l Further north, anglers and canoeists are also set to clash on South Yorkshire’s River Dearne, where EA officer Richard Atkinson plans to open up a stretch to canoeists from Darfield to Manvers, near Barnsley, via a launch site.
But venue regulars, including specimen angler Duncan Mellors, fear that it will destroy the fishing.
“Canoeing is entirely unsustainable here – it is only 18ins to 3ft deep and 15ft to 20ft wide. It would cause damage to the environment under section two of the Salmon and Freshwater Fisheries Act. The recreational officer is a canoeist himself, and no angling-based organisations were even consulted in this,” said Duncan.
Maver Barnsley Blacks legend Denis White has taken chub to 5lb 8oz from the Dearne and fails to comprehend how canoeists will negotiate the waterway.
“A lot of it is ankle-deep, so they will spend more time carrying their canoes than paddling them! This decision is crackers,” he said.
However, Chris Hawkesworth, national facilities manager for the British Canoe Union, disagrees.
“The Dearne is paddled regularly and there are lots of fish about. There is no problem with canoeing here.
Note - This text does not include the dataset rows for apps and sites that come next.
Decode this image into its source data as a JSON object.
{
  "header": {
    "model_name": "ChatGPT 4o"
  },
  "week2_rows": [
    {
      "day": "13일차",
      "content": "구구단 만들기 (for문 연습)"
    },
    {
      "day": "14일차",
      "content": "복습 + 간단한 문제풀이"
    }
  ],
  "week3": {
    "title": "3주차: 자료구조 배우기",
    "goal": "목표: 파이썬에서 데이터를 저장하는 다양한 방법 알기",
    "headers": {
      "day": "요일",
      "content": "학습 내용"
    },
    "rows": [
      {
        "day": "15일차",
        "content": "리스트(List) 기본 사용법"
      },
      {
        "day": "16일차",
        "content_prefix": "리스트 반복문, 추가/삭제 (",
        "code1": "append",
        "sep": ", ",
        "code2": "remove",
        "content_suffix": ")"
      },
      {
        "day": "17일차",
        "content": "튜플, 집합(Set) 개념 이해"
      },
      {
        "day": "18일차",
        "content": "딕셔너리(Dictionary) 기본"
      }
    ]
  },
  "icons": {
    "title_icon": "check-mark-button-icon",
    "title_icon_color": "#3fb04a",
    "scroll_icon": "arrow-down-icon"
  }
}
We’ve worked with an angling club to improve Darfield weir and also created a fish pass there.”
Objections to the Dearne plans have already been raised by local councillors, John Healey MP, local residents and fisheries advisory committees.